He’s 44 today. His company’s brands include Camping World, Gander Outdoors, Overton’s, TheHouse.com, Uncle Dan’s, Erehwon Mountain Outfitter and W82.
Camping World sold just under 25,000 new and used RV units in the first quarter. In addition to vehicles, the company provides parts, service, finance and insurance. It also runs an RV and camping club called Good Sam.
Quarterly sales were $1.1 billion. Gross profit hit a record of $305 million, up 21% over last year. Lemonis expects same-store sales will grow in the mid-single digits this year.
He said Camping World remains focused on profitable growth. It had 183 locations at the end of the first quarter (141 of them were Camping World’s). It often buys its peers and opens new stores.
What to Expect
As you can see in the above chart, shares are down. Angst from President Donald Trump’s steel tariffs led investors to sell. Lemonis’ purchases suggest he believes the drop is too much. (And he’s not the only one. Three of his directors bought almost as many shares as he did.)
It is a worthwhile speculation. Baby boomers, who continue to retire, are a natural consumer of RVs. But they’re not the only ones. Millennials are buying, too.
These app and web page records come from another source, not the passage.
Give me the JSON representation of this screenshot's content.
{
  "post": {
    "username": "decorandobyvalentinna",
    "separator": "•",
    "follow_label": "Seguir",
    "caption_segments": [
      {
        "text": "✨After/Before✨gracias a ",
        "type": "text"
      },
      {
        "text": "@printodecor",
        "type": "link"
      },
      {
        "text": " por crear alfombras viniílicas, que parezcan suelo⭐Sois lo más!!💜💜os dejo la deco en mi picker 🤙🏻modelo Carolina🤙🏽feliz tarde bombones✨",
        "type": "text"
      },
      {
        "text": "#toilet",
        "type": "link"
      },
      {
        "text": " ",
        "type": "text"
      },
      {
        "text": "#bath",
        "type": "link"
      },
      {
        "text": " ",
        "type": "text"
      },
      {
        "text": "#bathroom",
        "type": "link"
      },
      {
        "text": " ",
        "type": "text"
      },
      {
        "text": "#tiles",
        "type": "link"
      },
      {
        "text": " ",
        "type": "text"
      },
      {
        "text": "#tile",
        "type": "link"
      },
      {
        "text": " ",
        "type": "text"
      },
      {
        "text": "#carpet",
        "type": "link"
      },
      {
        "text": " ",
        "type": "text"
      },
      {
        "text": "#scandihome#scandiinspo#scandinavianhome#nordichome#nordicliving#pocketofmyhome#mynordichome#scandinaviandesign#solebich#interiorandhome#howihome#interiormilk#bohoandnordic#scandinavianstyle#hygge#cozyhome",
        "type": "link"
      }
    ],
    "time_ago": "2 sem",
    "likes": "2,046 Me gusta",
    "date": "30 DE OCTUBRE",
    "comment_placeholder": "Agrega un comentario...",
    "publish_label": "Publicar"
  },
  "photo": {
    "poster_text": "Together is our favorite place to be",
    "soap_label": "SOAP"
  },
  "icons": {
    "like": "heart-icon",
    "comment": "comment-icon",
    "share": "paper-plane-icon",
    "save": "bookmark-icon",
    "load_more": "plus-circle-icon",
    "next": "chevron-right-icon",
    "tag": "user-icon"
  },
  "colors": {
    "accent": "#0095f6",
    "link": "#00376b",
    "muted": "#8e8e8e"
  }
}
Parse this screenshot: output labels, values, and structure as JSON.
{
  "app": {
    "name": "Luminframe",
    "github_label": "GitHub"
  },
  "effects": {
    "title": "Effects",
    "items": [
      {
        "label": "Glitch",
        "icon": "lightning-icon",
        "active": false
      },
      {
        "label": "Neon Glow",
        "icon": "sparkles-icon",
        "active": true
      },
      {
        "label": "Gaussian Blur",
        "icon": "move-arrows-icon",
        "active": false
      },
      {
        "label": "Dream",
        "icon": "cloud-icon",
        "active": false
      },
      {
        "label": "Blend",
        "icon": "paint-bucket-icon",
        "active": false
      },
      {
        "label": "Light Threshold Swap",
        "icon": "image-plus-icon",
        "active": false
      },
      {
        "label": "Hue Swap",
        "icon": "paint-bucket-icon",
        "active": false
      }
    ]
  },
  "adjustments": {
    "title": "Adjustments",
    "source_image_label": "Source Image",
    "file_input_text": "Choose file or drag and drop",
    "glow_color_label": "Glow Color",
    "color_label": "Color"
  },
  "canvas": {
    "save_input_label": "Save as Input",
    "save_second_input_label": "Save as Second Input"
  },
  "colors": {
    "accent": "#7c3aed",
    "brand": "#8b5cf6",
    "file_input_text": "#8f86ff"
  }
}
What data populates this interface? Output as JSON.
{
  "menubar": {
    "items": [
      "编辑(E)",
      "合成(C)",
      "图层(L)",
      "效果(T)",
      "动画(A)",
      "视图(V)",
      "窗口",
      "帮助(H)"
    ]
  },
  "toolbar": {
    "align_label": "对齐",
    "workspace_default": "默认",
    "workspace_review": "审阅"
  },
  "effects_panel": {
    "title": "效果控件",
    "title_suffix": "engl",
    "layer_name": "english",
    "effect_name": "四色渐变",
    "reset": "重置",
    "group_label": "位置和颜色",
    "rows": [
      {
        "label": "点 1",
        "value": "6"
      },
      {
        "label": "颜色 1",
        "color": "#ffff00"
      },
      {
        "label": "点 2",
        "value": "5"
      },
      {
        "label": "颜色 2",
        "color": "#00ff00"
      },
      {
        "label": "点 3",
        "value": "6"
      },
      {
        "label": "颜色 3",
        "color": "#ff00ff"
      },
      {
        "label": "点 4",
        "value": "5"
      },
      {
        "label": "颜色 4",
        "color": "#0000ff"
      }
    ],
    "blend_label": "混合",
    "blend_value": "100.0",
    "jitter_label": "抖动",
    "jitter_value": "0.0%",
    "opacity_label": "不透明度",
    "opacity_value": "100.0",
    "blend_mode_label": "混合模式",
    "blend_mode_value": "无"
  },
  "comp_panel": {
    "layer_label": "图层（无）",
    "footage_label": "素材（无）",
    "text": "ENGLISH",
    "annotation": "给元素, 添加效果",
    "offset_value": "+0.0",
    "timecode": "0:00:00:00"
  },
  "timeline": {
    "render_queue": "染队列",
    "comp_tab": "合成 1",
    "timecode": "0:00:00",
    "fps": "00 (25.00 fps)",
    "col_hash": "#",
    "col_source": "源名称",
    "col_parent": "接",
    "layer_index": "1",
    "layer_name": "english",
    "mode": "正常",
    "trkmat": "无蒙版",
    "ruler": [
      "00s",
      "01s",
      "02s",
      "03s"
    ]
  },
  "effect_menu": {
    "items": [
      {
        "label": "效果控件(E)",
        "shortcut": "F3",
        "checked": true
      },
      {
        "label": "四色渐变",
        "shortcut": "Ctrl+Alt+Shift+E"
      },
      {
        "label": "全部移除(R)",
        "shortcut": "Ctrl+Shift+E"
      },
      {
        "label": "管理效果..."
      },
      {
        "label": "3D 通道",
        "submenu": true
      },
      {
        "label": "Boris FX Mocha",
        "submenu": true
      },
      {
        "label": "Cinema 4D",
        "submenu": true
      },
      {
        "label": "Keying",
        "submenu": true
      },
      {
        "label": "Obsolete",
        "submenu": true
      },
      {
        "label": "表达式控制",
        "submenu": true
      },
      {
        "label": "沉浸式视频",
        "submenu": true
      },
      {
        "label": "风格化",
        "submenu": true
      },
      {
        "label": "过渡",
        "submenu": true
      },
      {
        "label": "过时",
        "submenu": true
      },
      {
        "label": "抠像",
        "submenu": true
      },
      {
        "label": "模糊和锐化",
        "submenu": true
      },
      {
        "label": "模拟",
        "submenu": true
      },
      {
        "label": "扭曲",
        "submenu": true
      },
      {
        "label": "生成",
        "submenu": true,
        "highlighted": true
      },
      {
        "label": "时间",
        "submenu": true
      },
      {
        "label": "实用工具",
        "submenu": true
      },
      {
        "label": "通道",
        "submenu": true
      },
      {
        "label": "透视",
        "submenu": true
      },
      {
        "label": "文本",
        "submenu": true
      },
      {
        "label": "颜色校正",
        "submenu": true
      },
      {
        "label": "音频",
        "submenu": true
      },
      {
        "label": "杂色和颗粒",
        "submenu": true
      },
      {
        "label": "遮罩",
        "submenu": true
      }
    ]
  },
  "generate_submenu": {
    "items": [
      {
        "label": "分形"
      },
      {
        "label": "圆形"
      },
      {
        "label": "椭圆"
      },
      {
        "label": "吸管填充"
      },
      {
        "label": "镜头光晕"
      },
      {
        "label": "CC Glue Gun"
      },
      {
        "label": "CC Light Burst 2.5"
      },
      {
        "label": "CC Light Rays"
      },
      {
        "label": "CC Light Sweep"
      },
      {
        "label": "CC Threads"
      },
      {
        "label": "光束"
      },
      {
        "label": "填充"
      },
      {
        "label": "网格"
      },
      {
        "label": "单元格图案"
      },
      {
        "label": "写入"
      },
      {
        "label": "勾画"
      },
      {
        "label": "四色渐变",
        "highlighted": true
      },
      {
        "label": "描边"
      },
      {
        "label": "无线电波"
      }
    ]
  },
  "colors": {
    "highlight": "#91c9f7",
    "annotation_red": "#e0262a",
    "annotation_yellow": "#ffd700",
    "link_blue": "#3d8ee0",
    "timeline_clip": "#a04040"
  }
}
The RV Industry Association said shipments from makers to dealers were up more than 12% in April. That’s the highest level ever. And it’s a solid backdrop for Camping World’s RV and RV-related businesses.
But you can wait until shares trend higher. I would look for shares to trade above $22 before buying.
Lemonis paid close to $22 per share for his recent buys … so you could call yourself “The Profit,” too.
Senior Analyst, Banyan Hill Publishing
Editor’s Note: There’s a “magic” metal that’s worth billions, maybe even trillions, to pharmaceutical companies like Pfizer, Merck, Johnson & Johnson and Bristol-Myers Squibb, to name a few. Recent World Health Organization statistics show that 800,000 innocent victims will get a second chance at life every year with access to this resource. However, there’s one giant, ugly problem: It’s disappearing. This opportunity could well be the most profitable commodity play to ever hit the markets — for those who know where the riches are. To learn more, simply click here.